Then and Now

Three months ago I wrote the above blog, trying to keep up with the telling of our story as we awaited our adoption court date. That date has finally come, and gone. As of Monday, Sophia is officially our daughter!!

Over two years have passed since the moment I wrote about above, but I remember it like yesterday. The two years in between however, are a cluster of moments....some amazing, some extraordinary, some mundane, some sad, difficult or trying...but in those two years, I've seen a girl and her brothers grow from this....

5 months, 2, 3, 4

To this...

2, 4, 5, 7

It has been a spectacular journey for our girl, and for our family. She was diagnosed as 'failure to thrive' as a 2 month old when she was first removed from home and placed into another foster home. She was in that home for 3 months before being moved to ours, still with the same diagnosis for a second time in her five months of life. In only three weeks she had met the goals set for her by a developmental interventionist triggering a flood of, "You guys are amazing parents" type comments, not just from the therapist, but many in our lives who were seeing the changes.

Before anyone thinks I'm being awfully braggadocios, fear not! This is not a 'praise be to me' blog! We loved her. That is all. And even that came after God dramatically changed our hearts following a difficult first week (

After that, she was just one of us. The boys had already bonded and taken ownership of their new sister, leading the way for us, and giving her no slack. Sibling rules applied. They, no doubt in my mind, are who lead the charge in her development. They played, yelled, ran around, tugged on, tickled, encouraged, cheered, cuddled and loved this girl right out of her failing to thrive diagnosis.

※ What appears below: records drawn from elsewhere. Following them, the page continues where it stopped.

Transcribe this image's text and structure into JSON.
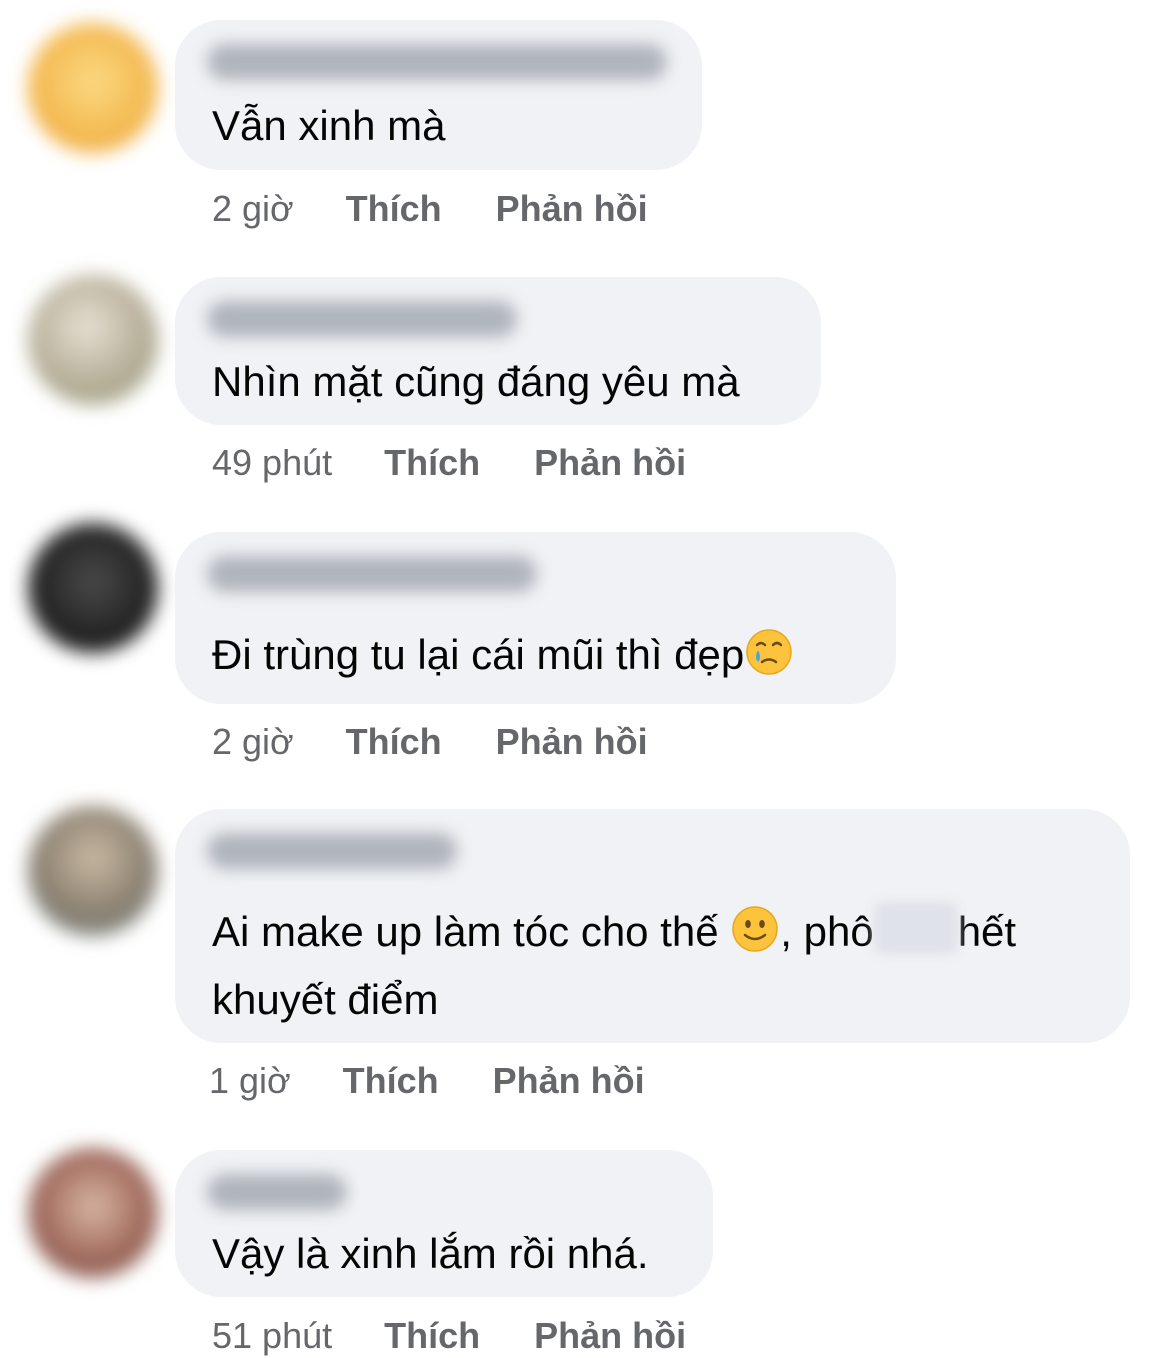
{
  "colors": {
    "bubble_bg": "#f0f2f5",
    "meta_text": "#65676b",
    "body_text": "#050505"
  },
  "comments": [
    {
      "text": "Vẫn xinh mà",
      "time": "2 giờ",
      "like_label": "Thích",
      "reply_label": "Phản hồi",
      "avatar_color": "#f2b64d"
    },
    {
      "text": "Nhìn mặt cũng đáng yêu mà",
      "time": "49 phút",
      "like_label": "Thích",
      "reply_label": "Phản hồi",
      "avatar_color": "#b9b4a2"
    },
    {
      "text": "Đi trùng tu lại cái mũi thì đẹp",
      "emoji_after": "crying-face-icon",
      "time": "2 giờ",
      "like_label": "Thích",
      "reply_label": "Phản hồi",
      "avatar_color": "#2a2a2a"
    },
    {
      "text_part1": "Ai make up làm tóc cho thế",
      "emoji_inline": "slightly-smiling-face-icon",
      "text_part2": ", phô",
      "text_part3": "hết",
      "text_line2": "khuyết điểm",
      "time": "1 giờ",
      "like_label": "Thích",
      "reply_label": "Phản hồi",
      "avatar_color": "#8b8070"
    },
    {
      "text": "Vậy là xinh lắm rồi nhá.",
      "time": "51 phút",
      "like_label": "Thích",
      "reply_label": "Phản hồi",
      "avatar_color": "#a06a5c"
    }
  ]
}
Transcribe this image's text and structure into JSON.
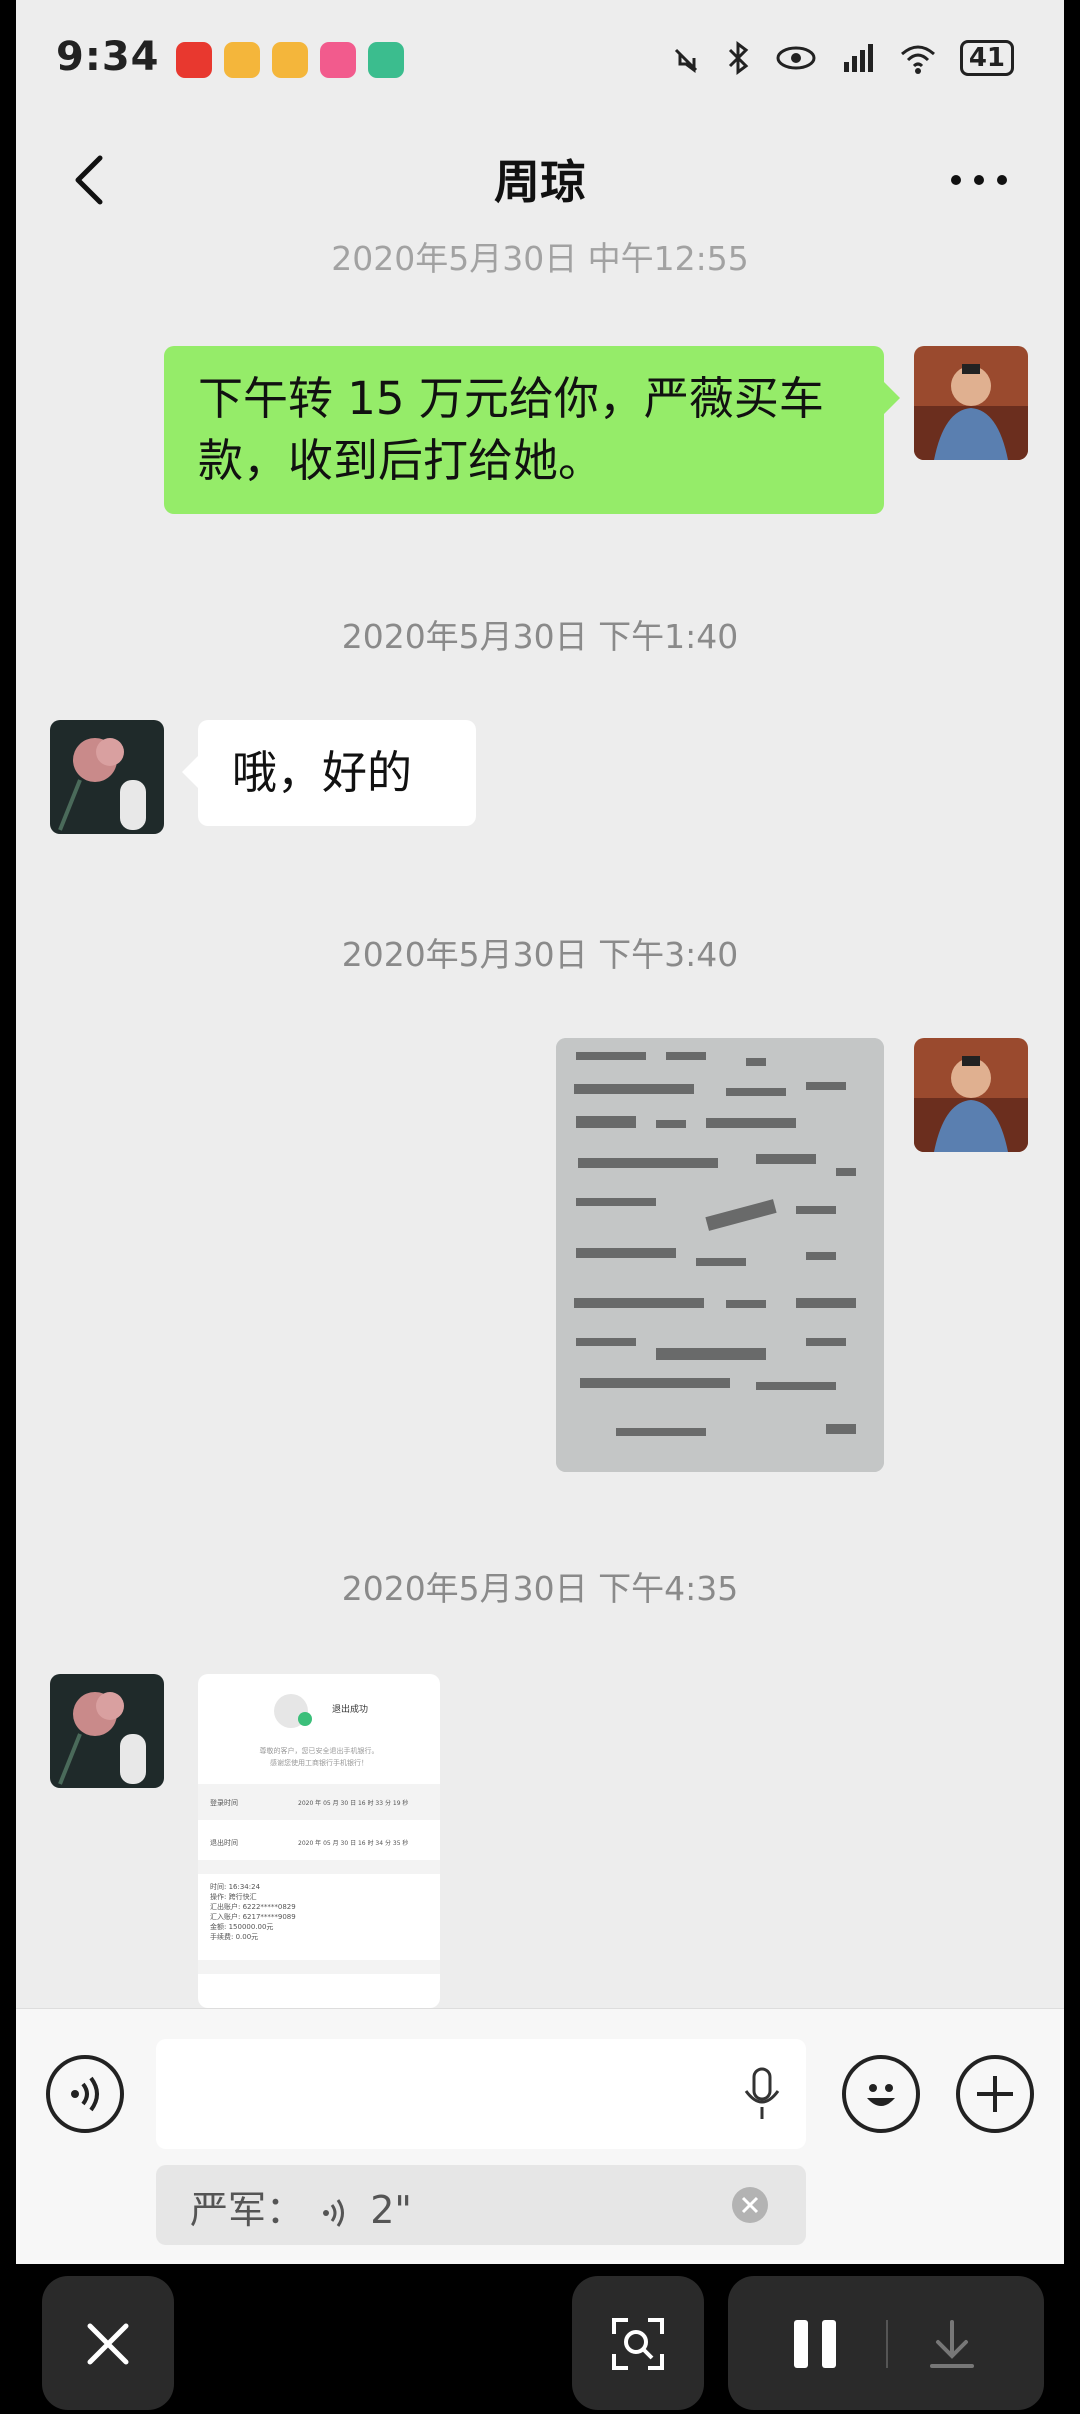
{
  "status_bar": {
    "time": "9:34",
    "battery": "41",
    "app_icons": [
      "huawei-app-icon",
      "weibo-icon",
      "weibo-icon",
      "bilibili-icon",
      "app-icon"
    ]
  },
  "header": {
    "title": "周琼"
  },
  "messages": [
    {
      "type": "timestamp",
      "text": "2020年5月30日 中午12:55"
    },
    {
      "type": "text",
      "side": "me",
      "text": "下午转 15 万元给你，严薇买车款，收到后打给她。"
    },
    {
      "type": "timestamp",
      "text": "2020年5月30日 下午1:40"
    },
    {
      "type": "text",
      "side": "them",
      "text": "哦，好的"
    },
    {
      "type": "timestamp",
      "text": "2020年5月30日 下午3:40"
    },
    {
      "type": "image",
      "side": "me"
    },
    {
      "type": "timestamp",
      "text": "2020年5月30日 下午4:35"
    },
    {
      "type": "image",
      "side": "them"
    }
  ],
  "receipt": {
    "title": "退出成功",
    "line1": "尊敬的客户，您已安全退出手机银行。",
    "line2": "感谢您使用工商银行手机银行！",
    "login_label": "登录时间",
    "login_value": "2020 年 05 月 30 日 16 时 33 分 19 秒",
    "logout_label": "退出时间",
    "logout_value": "2020 年 05 月 30 日 16 时 34 分 35 秒",
    "details": [
      "时间: 16:34:24",
      "操作: 跨行快汇",
      "汇出账户: 6222*****0829",
      "汇入账户: 6217*****9089",
      "金额: 150000.00元",
      "手续费: 0.00元"
    ]
  },
  "input_bar": {
    "quote_text": "严军：",
    "quote_voice_duration": "2\""
  },
  "colors": {
    "chat_bg": "#ededed",
    "my_bubble": "#95ec69",
    "their_bubble": "#ffffff"
  }
}
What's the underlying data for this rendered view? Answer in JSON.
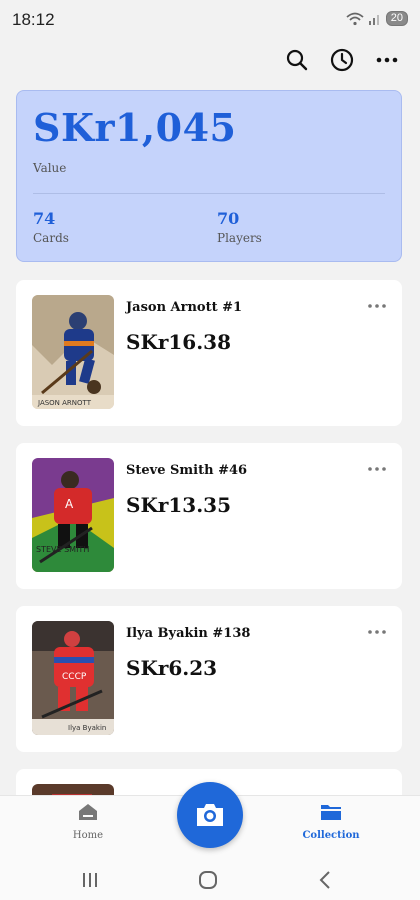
{
  "status": {
    "time": "18:12",
    "battery": "20"
  },
  "summary": {
    "value": "SKr1,045",
    "value_label": "Value",
    "cards_count": "74",
    "cards_label": "Cards",
    "players_count": "70",
    "players_label": "Players"
  },
  "cards": [
    {
      "name": "Jason Arnott #1",
      "price": "SKr16.38",
      "image_caption": "JASON ARNOTT"
    },
    {
      "name": "Steve Smith #46",
      "price": "SKr13.35",
      "image_caption": "STEVE SMITH"
    },
    {
      "name": "Ilya Byakin #138",
      "price": "SKr6.23",
      "image_caption": "Ilya Byakin"
    }
  ],
  "nav": {
    "home_label": "Home",
    "collection_label": "Collection"
  },
  "colors": {
    "accent": "#1f68d9",
    "summary_bg": "#c5d3fb",
    "page_bg": "#f2f2f2"
  },
  "icons": {
    "topbar": [
      "search-icon",
      "history-icon",
      "more-icon"
    ],
    "nav": [
      "home-icon",
      "camera-icon",
      "folder-icon"
    ],
    "system": [
      "recents-icon",
      "home-circle-icon",
      "back-icon"
    ]
  }
}
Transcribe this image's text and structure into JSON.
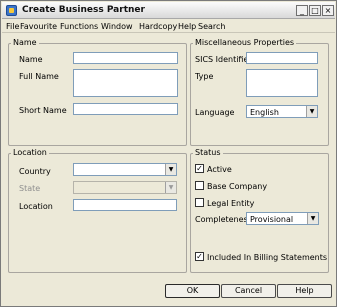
{
  "window": {
    "title": "Create Business Partner",
    "minimize_glyph": "_",
    "maximize_glyph": "□",
    "close_glyph": "×"
  },
  "menu": [
    "File",
    "Favourite",
    "Functions",
    "Window",
    "Hardcopy",
    "Help",
    "Search"
  ],
  "name_group": {
    "title": "Name",
    "name_label": "Name",
    "name_value": "",
    "full_name_label": "Full Name",
    "full_name_value": "",
    "short_name_label": "Short Name",
    "short_name_value": ""
  },
  "misc_group": {
    "title": "Miscellaneous Properties",
    "sics_label": "SICS Identifier",
    "sics_value": "",
    "type_label": "Type",
    "type_value": "",
    "language_label": "Language",
    "language_value": "English"
  },
  "location_group": {
    "title": "Location",
    "country_label": "Country",
    "country_value": "",
    "state_label": "State",
    "state_value": "",
    "location_label": "Location",
    "location_value": ""
  },
  "status_group": {
    "title": "Status",
    "active_label": "Active",
    "active_checked": true,
    "base_company_label": "Base Company",
    "base_company_checked": false,
    "legal_entity_label": "Legal Entity",
    "legal_entity_checked": false,
    "completeness_label": "Completeness",
    "completeness_value": "Provisional",
    "billing_label": "Included In Billing Statements",
    "billing_checked": true
  },
  "buttons": {
    "ok": "OK",
    "cancel": "Cancel",
    "help": "Help"
  },
  "combo_arrow": "▼",
  "check_mark": "✓"
}
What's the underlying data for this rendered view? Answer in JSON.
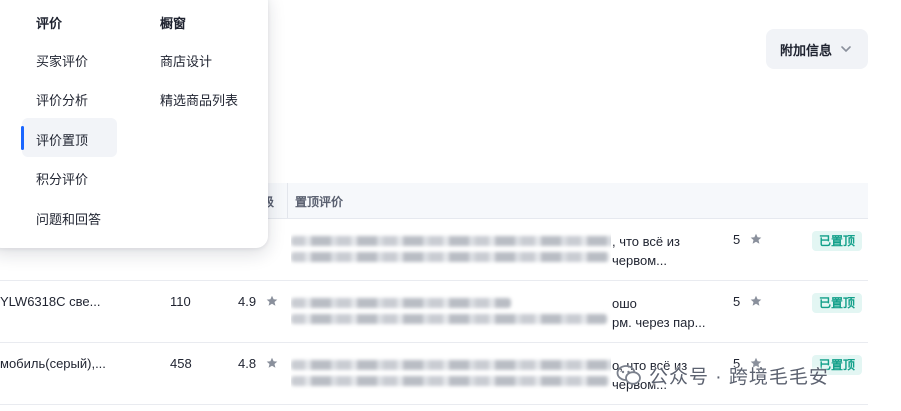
{
  "toolbar": {
    "attach_info_label": "附加信息"
  },
  "table": {
    "headers": {
      "level": "级",
      "pinned_review": "置顶评价"
    },
    "rows": [
      {
        "name": "",
        "count": "",
        "rating": "",
        "review_tail": ", что всё из\nчервом...",
        "score": "5",
        "badge": "已置顶"
      },
      {
        "name": "YLW6318C све...",
        "count": "110",
        "rating": "4.9",
        "review_tail": "ошо\nрм. через пар...",
        "score": "5",
        "badge": "已置顶"
      },
      {
        "name": "мобиль(серый),...",
        "count": "458",
        "rating": "4.8",
        "review_tail": "о, что всё из\nчервом...",
        "score": "5",
        "badge": "已置顶"
      }
    ]
  },
  "menu": {
    "col1": {
      "heading": "评价",
      "items": [
        "买家评价",
        "评价分析",
        "评价置顶",
        "积分评价",
        "问题和回答"
      ],
      "active_index": 2
    },
    "col2": {
      "heading": "橱窗",
      "items": [
        "商店设计",
        "精选商品列表"
      ]
    }
  },
  "watermark": {
    "text": "公众号 · 跨境毛毛安"
  },
  "colors": {
    "accent": "#1a66ff",
    "badge_bg": "#e3f6f3",
    "badge_text": "#12a08a",
    "star": "#8a909c"
  },
  "icons": {
    "chevron": "chevron-down-icon",
    "star": "star-icon",
    "watermark": "wechat-icon"
  }
}
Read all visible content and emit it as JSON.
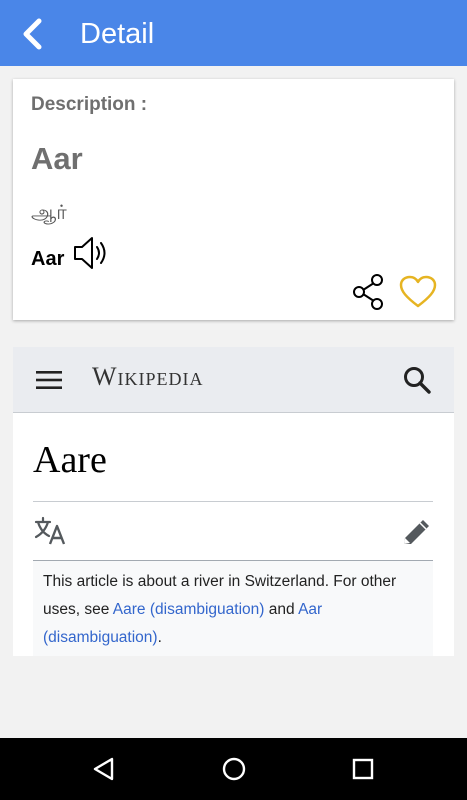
{
  "app_bar": {
    "title": "Detail"
  },
  "card": {
    "description_label": "Description :",
    "word": "Aar",
    "tamil": "ஆர்",
    "pronunciation_word": "Aar"
  },
  "wiki": {
    "logo": "Wikipedia",
    "article_title": "Aare",
    "hatnote_intro": "This article is about a river in Switzerland. For other uses, see ",
    "hatnote_link1": "Aare (disambiguation)",
    "hatnote_and": " and ",
    "hatnote_link2": "Aar (disambiguation)",
    "hatnote_end": "."
  },
  "colors": {
    "app_bar": "#4a86e8",
    "favorite": "#e6b422",
    "link": "#3366cc"
  },
  "icons": [
    "back-arrow-icon",
    "speaker-icon",
    "share-icon",
    "heart-icon",
    "menu-icon",
    "search-icon",
    "translate-icon",
    "pencil-icon",
    "nav-back-icon",
    "nav-home-icon",
    "nav-recents-icon"
  ]
}
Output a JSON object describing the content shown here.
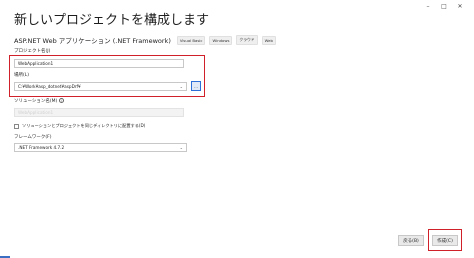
{
  "window_controls": {
    "minimize": "–",
    "maximize": "□",
    "close": "✕"
  },
  "title": "新しいプロジェクトを構成します",
  "template": {
    "name": "ASP.NET Web アプリケーション (.NET Framework)",
    "tags": [
      "Visual Basic",
      "Windows",
      "クラウド",
      "Web"
    ]
  },
  "project_name": {
    "label": "プロジェクト名(J)",
    "value": "WebApplication1"
  },
  "location": {
    "label": "場所(L)",
    "value": "C:¥Work¥asp_dotnet¥aspDrf¥",
    "browse_label": "..."
  },
  "solution_name": {
    "label": "ソリューション名(M)",
    "help": "i",
    "value": "WebApplication1"
  },
  "same_directory": {
    "label": "ソリューションとプロジェクトを同じディレクトリに配置する(D)",
    "checked": false
  },
  "framework": {
    "label": "フレームワーク(F)",
    "value": ".NET Framework 4.7.2"
  },
  "buttons": {
    "back": "戻る(B)",
    "create": "作成(C)"
  },
  "colors": {
    "highlight": "#d0202a",
    "accent": "#2d6fd6"
  }
}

To this day, they are her greatest fan club and loudest cheering section when she masters something new. They stand between her and strangers they feeling are talking to close to her and inform them, "That's not your Sophia!". They brag to everyone when she learns a new word. They let me know when she's hurt, needs help or has pooped. They share with her, they fuss when she takes a toy from them, they laugh when she's silly and hug her when she cries. She is their "best Sophia", and it fills my heart when they tell her so.


As for Sophia, she has a such a sweet spirit. She is a gift and a joy to all who know her. She loves pretty shoes, baby dolls, playing ball and hot wheels. She calls the boys either "brothers" or "guys" and chases after them all the day long, never more then a step or two behind. She is still delayed in her speech but otherwise, has caught up completely! After a second set of tubes in her ears and more intense speech therapy, the new words are coming daily, and she is thrilled with her newfound ability to communicate! She's still not big as a minute, just under 25 lbs and 2 feet tall, but nothing slows her down. She will climb on anything...jungle gyms, counters, tables, brothers bikes...and is tough as nails. I'm glad for this because, as a coach once told me, when your smaller it means you just have to work harder. She's not unlike any of our other children really, we all overcome obstacles, or struggle through the first few times we try something new, and the celebration of success is always there, every time. But when I remember those first days, failing to thrive right before my eyes...unable to hold her head up at 6 months, not smiling, not interacting with the toys around her, not holding her own bottle... And then suddenly, with her brothers' encouragement, she reached for that first toy. Her eyes followed mine. She lifted her head to watch them play. She smiled at their silly songs. She held out her hand and touched mine. She recognized her daddy when he came home from work. And then she thrived. She worked hard to sit on her own by 11 months, and to walk by 16 months. She's my little mighty mouse, making her mommy, daddy and brothers proud with every new victory. It's not by accident that she is here with us. Not a mistake that she ended up in our family. It was by design, because she needed these boys. She needed us, and little did we know, just how much we needed her.

I thank God for the conversation Scott had with a social worker during lunch at a Subway two and a half years ago. ( It changed our lives and our family in a way we never could have imagined that day. What great joy, what huge love, what challenges and triumphs, what grace and beauty, have all come from such a tiny, underdeveloped, undernourished little baby girl. My girl. Our sweet Sophia.

6 months old
2 1/2 years old